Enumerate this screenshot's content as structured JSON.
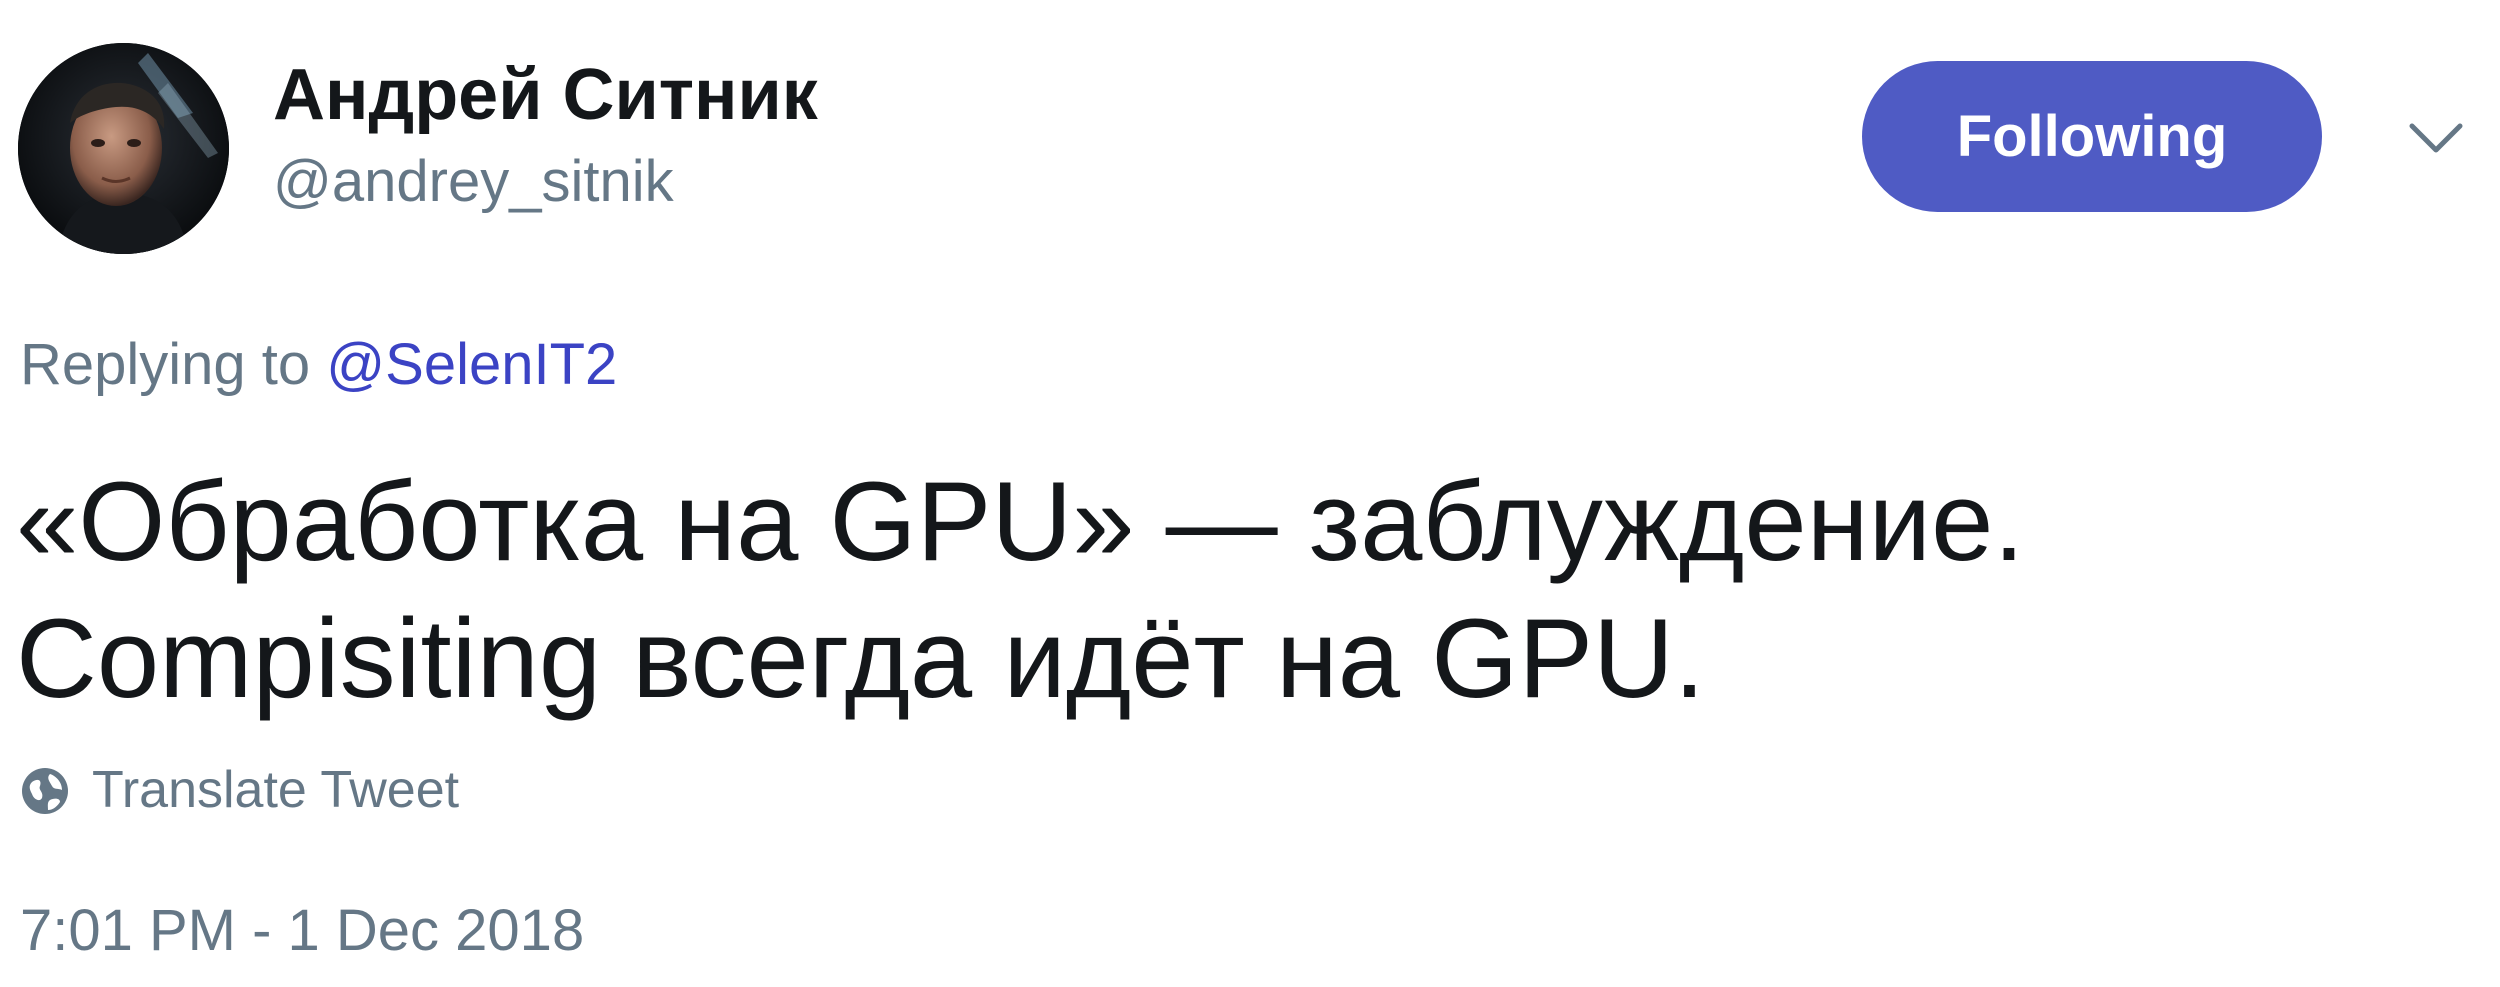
{
  "author": {
    "display_name": "Андрей Ситник",
    "handle": "@andrey_sitnik",
    "avatar_icon": "user-avatar"
  },
  "follow_button": {
    "label": "Following",
    "color": "#4f5bc4"
  },
  "menu": {
    "icon": "chevron-down-icon"
  },
  "reply": {
    "prefix": "Replying to",
    "mention": "@SelenIT2",
    "mention_color": "#3b43c4"
  },
  "tweet": {
    "text": "«Обработка на GPU» — заблуждение.\nCompisiting всегда идёт на GPU."
  },
  "translate": {
    "icon": "globe-icon",
    "label": "Translate Tweet"
  },
  "meta": {
    "timestamp": "7:01 PM - 1 Dec 2018"
  }
}
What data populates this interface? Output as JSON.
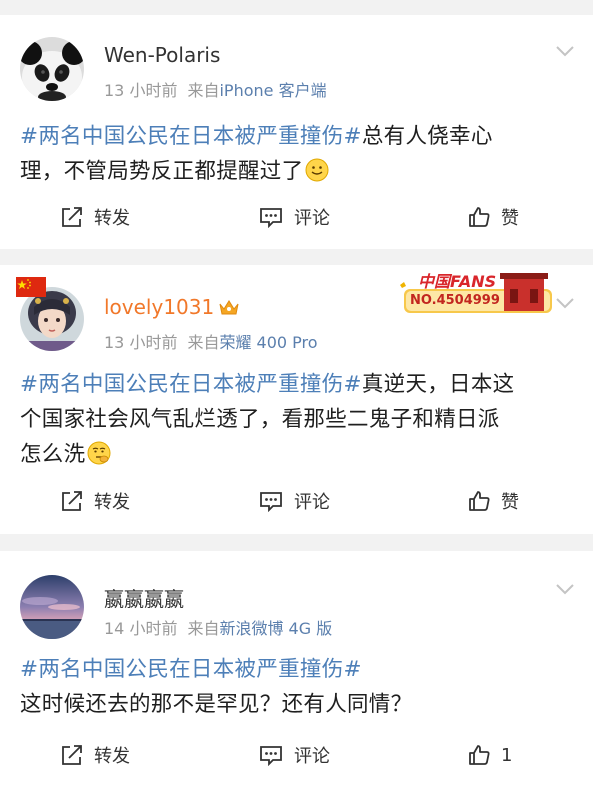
{
  "posts": [
    {
      "username": "Wen-Polaris",
      "time": "13 小时前",
      "source_prefix": "来自",
      "source": "iPhone 客户端",
      "hashtag": "#两名中国公民在日本被严重撞伤#",
      "lines": [
        "总有人侥幸心",
        "理，不管局势反正都提醒过了"
      ],
      "emoji": "smile-emoji",
      "actions": {
        "repost": "转发",
        "comment": "评论",
        "like": "赞"
      }
    },
    {
      "username": "lovely1031",
      "time": "13 小时前",
      "source_prefix": "来自",
      "source": "荣耀 400 Pro",
      "badge_title": "中国FANS",
      "badge_no": "NO.4504999",
      "hashtag": "#两名中国公民在日本被严重撞伤#",
      "lines": [
        "真逆天，日本这",
        "个国家社会风气乱烂透了，看那些二鬼子和精日派",
        "怎么洗"
      ],
      "emoji": "thinking-emoji",
      "actions": {
        "repost": "转发",
        "comment": "评论",
        "like": "赞"
      }
    },
    {
      "username": "嬴嬴嬴嬴",
      "time": "14 小时前",
      "source_prefix": "来自",
      "source": "新浪微博 4G 版",
      "hashtag": "#两名中国公民在日本被严重撞伤#",
      "lines": [
        "这时候还去的那不是罕见？还有人同情？"
      ],
      "actions": {
        "repost": "转发",
        "comment": "评论",
        "like": "1"
      }
    }
  ],
  "colors": {
    "hashtag": "#4d7fb8",
    "source_link": "#5b7fad",
    "vip_name": "#f1782a",
    "meta": "#999999",
    "background": "#f2f2f2"
  }
}
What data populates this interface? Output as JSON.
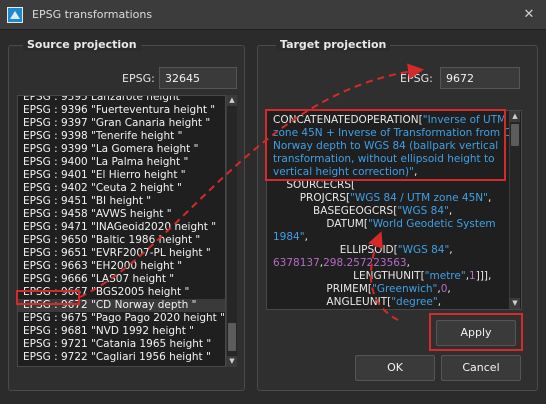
{
  "window": {
    "title": "EPSG transformations",
    "close_glyph": "✕"
  },
  "source": {
    "title": "Source projection",
    "epsg_label": "EPSG:",
    "epsg_value": "32645",
    "list_top_partial": "Lanzarote height",
    "list": [
      {
        "code": "EPSG : 9396",
        "name": "\"Fuerteventura height \""
      },
      {
        "code": "EPSG : 9397",
        "name": "\"Gran Canaria height \""
      },
      {
        "code": "EPSG : 9398",
        "name": "\"Tenerife height \""
      },
      {
        "code": "EPSG : 9399",
        "name": "\"La Gomera height \""
      },
      {
        "code": "EPSG : 9400",
        "name": "\"La Palma height \""
      },
      {
        "code": "EPSG : 9401",
        "name": "\"El Hierro height \""
      },
      {
        "code": "EPSG : 9402",
        "name": "\"Ceuta 2 height \""
      },
      {
        "code": "EPSG : 9451",
        "name": "\"BI height \""
      },
      {
        "code": "EPSG : 9458",
        "name": "\"AVWS height \""
      },
      {
        "code": "EPSG : 9471",
        "name": "\"INAGeoid2020 height \""
      },
      {
        "code": "EPSG : 9650",
        "name": "\"Baltic 1986 height \""
      },
      {
        "code": "EPSG : 9651",
        "name": "\"EVRF2007-PL height \""
      },
      {
        "code": "EPSG : 9663",
        "name": "\"EH2000 height \""
      },
      {
        "code": "EPSG : 9666",
        "name": "\"LAS07 height \""
      },
      {
        "code": "EPSG : 9667",
        "name": "\"BGS2005 height \""
      },
      {
        "code": "EPSG : 9672",
        "name": "\"CD Norway depth \""
      },
      {
        "code": "EPSG : 9675",
        "name": "\"Pago Pago 2020 height \""
      },
      {
        "code": "EPSG : 9681",
        "name": "\"NVD 1992 height \""
      },
      {
        "code": "EPSG : 9721",
        "name": "\"Catania 1965 height \""
      },
      {
        "code": "EPSG : 9722",
        "name": "\"Cagliari 1956 height \""
      }
    ],
    "selected_index": 15
  },
  "target": {
    "title": "Target projection",
    "epsg_label": "EPSG:",
    "epsg_value": "9672",
    "wkt_lines": [
      [
        {
          "t": "kw",
          "v": "CONCATENATEDOPERATION["
        },
        {
          "t": "str",
          "v": "\"Inverse of UTM"
        }
      ],
      [
        {
          "t": "str",
          "v": "zone 45N + Inverse of Transformation from CD"
        }
      ],
      [
        {
          "t": "str",
          "v": "Norway depth to WGS 84 (ballpark vertical"
        }
      ],
      [
        {
          "t": "str",
          "v": "transformation, without ellipsoid height to"
        }
      ],
      [
        {
          "t": "str",
          "v": "vertical height correction)\""
        },
        {
          "t": "kw",
          "v": ","
        }
      ],
      [
        {
          "t": "kw",
          "v": "    SOURCECRS["
        }
      ],
      [
        {
          "t": "kw",
          "v": "        PROJCRS["
        },
        {
          "t": "str",
          "v": "\"WGS 84 / UTM zone 45N\""
        },
        {
          "t": "kw",
          "v": ","
        }
      ],
      [
        {
          "t": "kw",
          "v": "            BASEGEOGCRS["
        },
        {
          "t": "str",
          "v": "\"WGS 84\""
        },
        {
          "t": "kw",
          "v": ","
        }
      ],
      [
        {
          "t": "kw",
          "v": "                DATUM["
        },
        {
          "t": "str",
          "v": "\"World Geodetic System"
        }
      ],
      [
        {
          "t": "str",
          "v": "1984\""
        },
        {
          "t": "kw",
          "v": ","
        }
      ],
      [
        {
          "t": "kw",
          "v": "                    ELLIPSOID["
        },
        {
          "t": "str",
          "v": "\"WGS 84\""
        },
        {
          "t": "kw",
          "v": ","
        }
      ],
      [
        {
          "t": "num",
          "v": "6378137"
        },
        {
          "t": "kw",
          "v": ","
        },
        {
          "t": "num",
          "v": "298.257223563"
        },
        {
          "t": "kw",
          "v": ","
        }
      ],
      [
        {
          "t": "kw",
          "v": "                        LENGTHUNIT["
        },
        {
          "t": "str",
          "v": "\"metre\""
        },
        {
          "t": "kw",
          "v": ","
        },
        {
          "t": "num",
          "v": "1"
        },
        {
          "t": "kw",
          "v": "]]],"
        }
      ],
      [
        {
          "t": "kw",
          "v": "                PRIMEM["
        },
        {
          "t": "str",
          "v": "\"Greenwich\""
        },
        {
          "t": "kw",
          "v": ","
        },
        {
          "t": "num",
          "v": "0"
        },
        {
          "t": "kw",
          "v": ","
        }
      ],
      [
        {
          "t": "kw",
          "v": "                ANGLEUNIT["
        },
        {
          "t": "str",
          "v": "\"degree\""
        },
        {
          "t": "kw",
          "v": ","
        }
      ]
    ]
  },
  "buttons": {
    "apply": "Apply",
    "ok": "OK",
    "cancel": "Cancel"
  },
  "colors": {
    "annotation": "#d42a2a",
    "accent_blue": "#3fa0e6",
    "number": "#b86ac8"
  }
}
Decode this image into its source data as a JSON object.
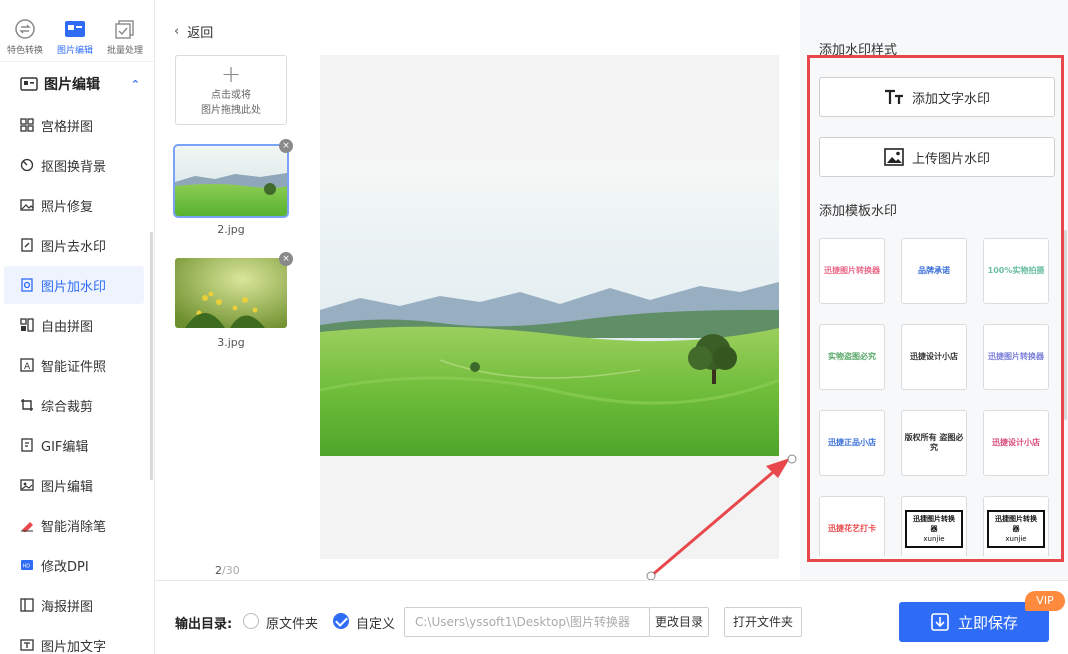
{
  "top_tabs": [
    {
      "label": "特色转换",
      "icon": "convert-icon"
    },
    {
      "label": "图片编辑",
      "icon": "image-edit-icon"
    },
    {
      "label": "批量处理",
      "icon": "batch-icon"
    }
  ],
  "sidebar": {
    "group_title": "图片编辑",
    "items": [
      {
        "label": "宫格拼图",
        "icon": "grid-icon"
      },
      {
        "label": "抠图换背景",
        "icon": "cutout-icon"
      },
      {
        "label": "照片修复",
        "icon": "photo-repair-icon"
      },
      {
        "label": "图片去水印",
        "icon": "remove-watermark-icon"
      },
      {
        "label": "图片加水印",
        "icon": "add-watermark-icon"
      },
      {
        "label": "自由拼图",
        "icon": "collage-icon"
      },
      {
        "label": "智能证件照",
        "icon": "id-photo-icon"
      },
      {
        "label": "综合裁剪",
        "icon": "crop-icon"
      },
      {
        "label": "GIF编辑",
        "icon": "gif-icon"
      },
      {
        "label": "图片编辑",
        "icon": "image-edit-icon"
      },
      {
        "label": "智能消除笔",
        "icon": "eraser-icon"
      },
      {
        "label": "修改DPI",
        "icon": "dpi-icon"
      },
      {
        "label": "海报拼图",
        "icon": "poster-icon"
      },
      {
        "label": "图片加文字",
        "icon": "add-text-icon"
      }
    ]
  },
  "center": {
    "back_label": "返回",
    "uploader_line1": "点击或将",
    "uploader_line2": "图片拖拽此处",
    "files": [
      "2.jpg",
      "3.jpg"
    ],
    "page_current": "2",
    "page_total": "/30"
  },
  "right_panel": {
    "style_title": "添加水印样式",
    "add_text_btn": "添加文字水印",
    "upload_img_btn": "上传图片水印",
    "template_title": "添加模板水印",
    "templates": [
      "迅捷图片转换器",
      "品牌承诺",
      "100%实物拍摄",
      "实物盗图必究",
      "迅捷设计小店",
      "迅捷图片转换器",
      "迅捷正品小店",
      "版权所有 盗图必究",
      "迅捷设计小店",
      "迅捷花艺打卡",
      "迅捷图片转换器",
      "迅捷图片转换器"
    ],
    "template_sub": "xunjie"
  },
  "bottom": {
    "output_label": "输出目录:",
    "opt_original": "原文件夹",
    "opt_custom": "自定义",
    "path_value": "C:\\Users\\yssoft1\\Desktop\\图片转换器",
    "change_dir_btn": "更改目录",
    "open_dir_btn": "打开文件夹",
    "save_btn": "立即保存",
    "vip_badge": "VIP"
  },
  "colors": {
    "accent": "#2f6cf6",
    "annotation": "#e8484b",
    "vip": "#ff8a3d"
  }
}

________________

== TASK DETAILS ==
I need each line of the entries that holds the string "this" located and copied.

== TASK OUTPUT ==
Enumerate this screenshot's content as structured JSON.
What data populates this interface? Output as JSON.
What data populates this interface? Output as JSON.
Decode this image into its source data as a JSON object.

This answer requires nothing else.